|International Classification||H04N7/14, G09G5/00, G06F9/00|
|Cooperative Classification||G09G5/14, G09G2370/06, H04N7/152, H04N7/147|
|European Classification||H04N7/14A3, H04N7/15M|
|May 10, 2000||AS||Assignment|
Owner name: POLYCOM, INC., CALIFORNIA
Free format text: ASSIGNMENT OF ASSIGNORS INTEREST;ASSIGNORS:DUNLAP, WAYNE;HOGAN, MICHAEL;DUNN, KRISTIN;AND OTHERS;REEL/FRAME:010793/0233;SIGNING DATES FROM 20000509 TO 20000510
|Dec 26, 2006||RR||Request for reexamination filed|
Effective date: 20061115

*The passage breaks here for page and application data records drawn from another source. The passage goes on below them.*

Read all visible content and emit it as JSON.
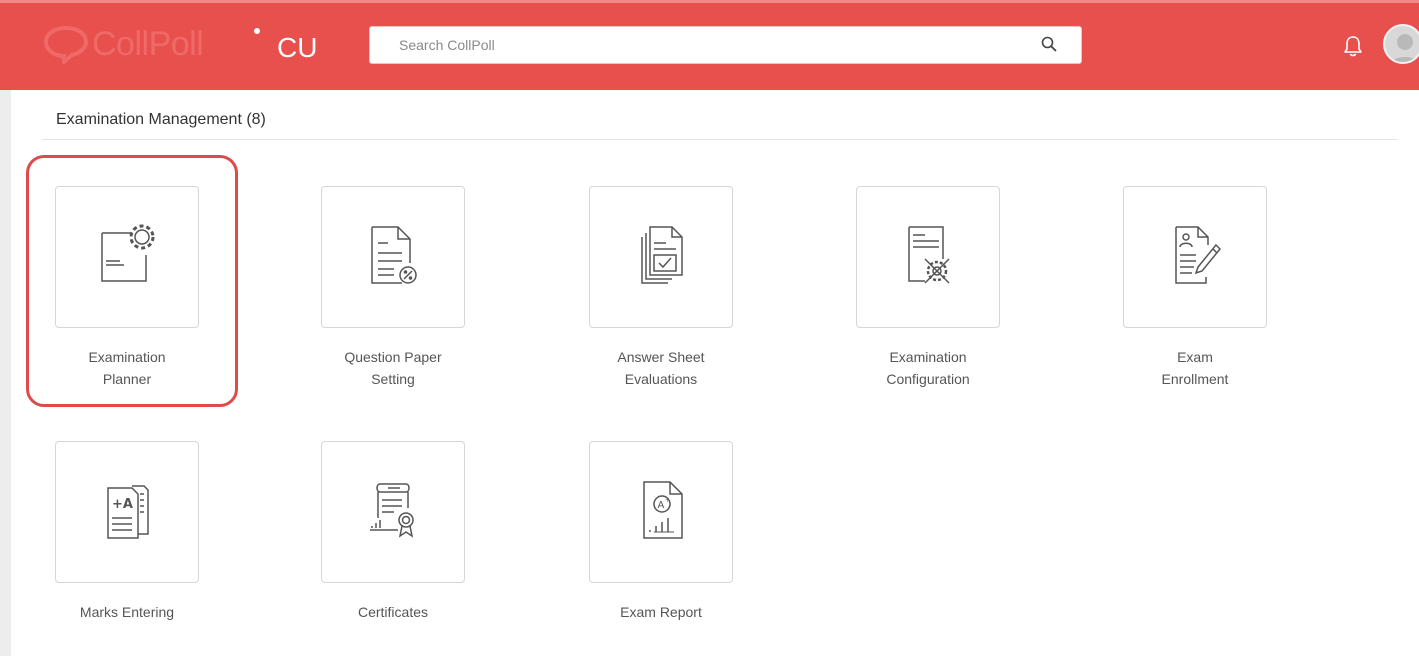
{
  "header": {
    "logo_text": "CollPoll",
    "institution_code": "CU",
    "search_placeholder": "Search CollPoll",
    "accent_color": "#e8504e"
  },
  "section": {
    "title": "Examination Management (8)"
  },
  "modules": [
    {
      "line1": "Examination",
      "line2": "Planner",
      "icon": "document-gear-icon",
      "highlighted": true
    },
    {
      "line1": "Question Paper",
      "line2": "Setting",
      "icon": "document-percent-icon"
    },
    {
      "line1": "Answer Sheet",
      "line2": "Evaluations",
      "icon": "stacked-documents-check-icon"
    },
    {
      "line1": "Examination",
      "line2": "Configuration",
      "icon": "document-tools-icon"
    },
    {
      "line1": "Exam",
      "line2": "Enrollment",
      "icon": "document-pen-icon"
    },
    {
      "line1": "Marks Entering",
      "line2": "",
      "icon": "grade-sheet-icon"
    },
    {
      "line1": "Certificates",
      "line2": "",
      "icon": "certificate-icon"
    },
    {
      "line1": "Exam Report",
      "line2": "",
      "icon": "report-chart-icon"
    }
  ],
  "highlight_color": "#e04a4a"
}
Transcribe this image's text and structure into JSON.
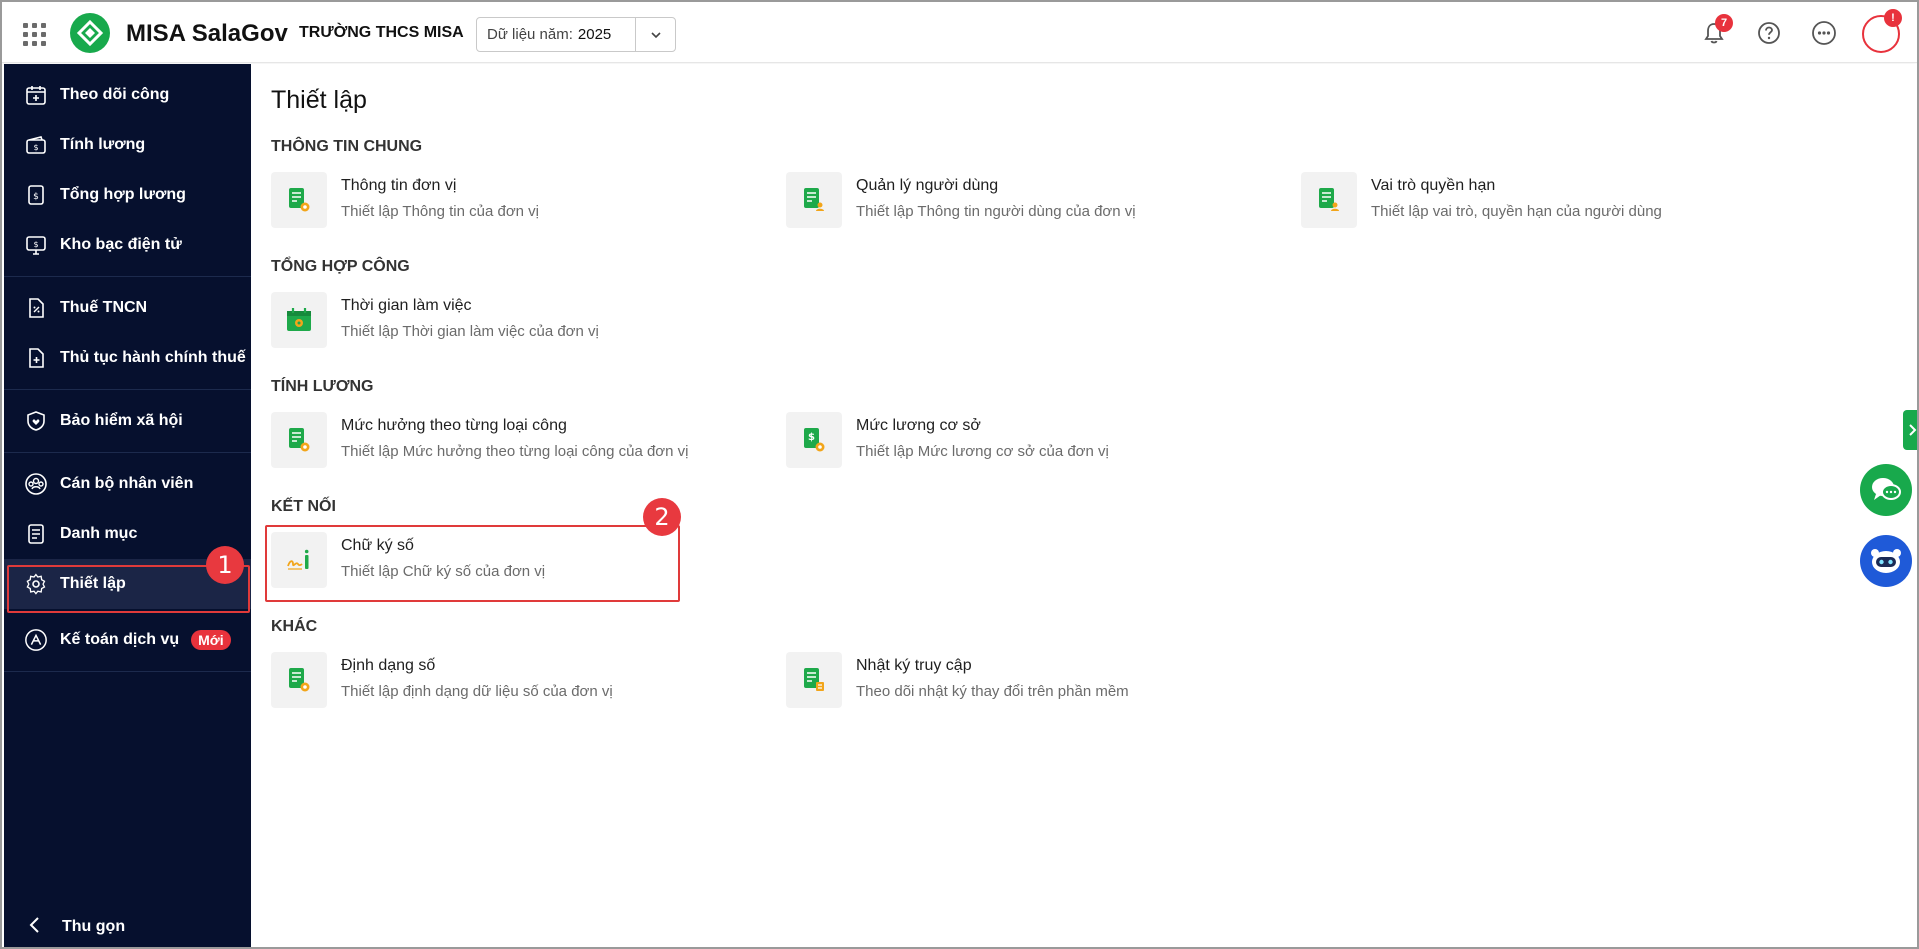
{
  "header": {
    "app_name": "MISA SalaGov",
    "org_name": "TRƯỜNG THCS MISA",
    "year_select": {
      "label": "Dữ liệu năm:",
      "value": "2025"
    },
    "notification_count": "7",
    "avatar_badge": "!"
  },
  "sidebar": {
    "groups": [
      [
        {
          "label": "Theo dõi công",
          "icon": "calendar-plus-icon"
        },
        {
          "label": "Tính lương",
          "icon": "wallet-icon"
        },
        {
          "label": "Tổng hợp lương",
          "icon": "salary-report-icon"
        },
        {
          "label": "Kho bạc điện tử",
          "icon": "treasury-icon"
        }
      ],
      [
        {
          "label": "Thuế TNCN",
          "icon": "tax-document-icon"
        },
        {
          "label": "Thủ tục hành chính thuế",
          "icon": "document-plus-icon"
        }
      ],
      [
        {
          "label": "Bảo hiểm xã hội",
          "icon": "shield-heart-icon"
        }
      ],
      [
        {
          "label": "Cán bộ nhân viên",
          "icon": "users-icon"
        },
        {
          "label": "Danh mục",
          "icon": "list-document-icon"
        },
        {
          "label": "Thiết lập",
          "icon": "gear-icon",
          "active": true
        },
        {
          "label": "Kế toán dịch vụ",
          "icon": "accounting-icon",
          "badge": "Mới"
        }
      ]
    ],
    "collapse_label": "Thu gọn"
  },
  "main": {
    "title": "Thiết lập",
    "sections": [
      {
        "title": "THÔNG TIN CHUNG",
        "items": [
          {
            "title": "Thông tin đơn vị",
            "desc": "Thiết lập Thông tin của đơn vị",
            "icon": "document-gear-icon"
          },
          {
            "title": "Quản lý người dùng",
            "desc": "Thiết lập Thông tin người dùng của đơn vị",
            "icon": "document-user-icon"
          },
          {
            "title": "Vai trò quyền hạn",
            "desc": "Thiết lập vai trò, quyền hạn của người dùng",
            "icon": "document-user-icon"
          }
        ]
      },
      {
        "title": "TỔNG HỢP CÔNG",
        "items": [
          {
            "title": "Thời gian làm việc",
            "desc": "Thiết lập Thời gian làm việc của đơn vị",
            "icon": "calendar-gear-icon"
          }
        ]
      },
      {
        "title": "TÍNH LƯƠNG",
        "items": [
          {
            "title": "Mức hưởng theo từng loại công",
            "desc": "Thiết lập Mức hưởng theo từng loại công của đơn vị",
            "icon": "document-gear-icon"
          },
          {
            "title": "Mức lương cơ sở",
            "desc": "Thiết lập Mức lương cơ sở của đơn vị",
            "icon": "document-dollar-icon"
          }
        ]
      },
      {
        "title": "KẾT NỐI",
        "items": [
          {
            "title": "Chữ ký số",
            "desc": "Thiết lập Chữ ký số của đơn vị",
            "icon": "signature-icon"
          }
        ]
      },
      {
        "title": "KHÁC",
        "items": [
          {
            "title": "Định dạng số",
            "desc": "Thiết lập định dạng dữ liệu số của đơn vị",
            "icon": "document-gear-icon"
          },
          {
            "title": "Nhật ký truy cập",
            "desc": "Theo dõi nhật ký thay đổi trên phần mềm",
            "icon": "document-list-icon"
          }
        ]
      }
    ]
  },
  "callouts": [
    "1",
    "2"
  ],
  "colors": {
    "sidebar_bg": "#06102e",
    "brand_green": "#18a94c",
    "alert_red": "#e8323c"
  }
}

|Jan 2, 2007||RR||Request for reexamination filed|
Effective date: 20061115
|Dec 19, 2007||FPAY||Fee payment|
Year of fee payment: 4
|Jan 8, 2008||CC||Certificate of correction|
|Dec 29, 2011||FPAY||Fee payment|
Year of fee payment: 8
|Dec 9, 2013||AS||Assignment|
Owner name: MORGAN STANLEY SENIOR FUNDING, INC., NEW YORK
Effective date: 20130913
Free format text: SECURITY AGREEMENT;ASSIGNORS:POLYCOM, INC.;VIVU, INC.;REEL/FRAME:031785/0592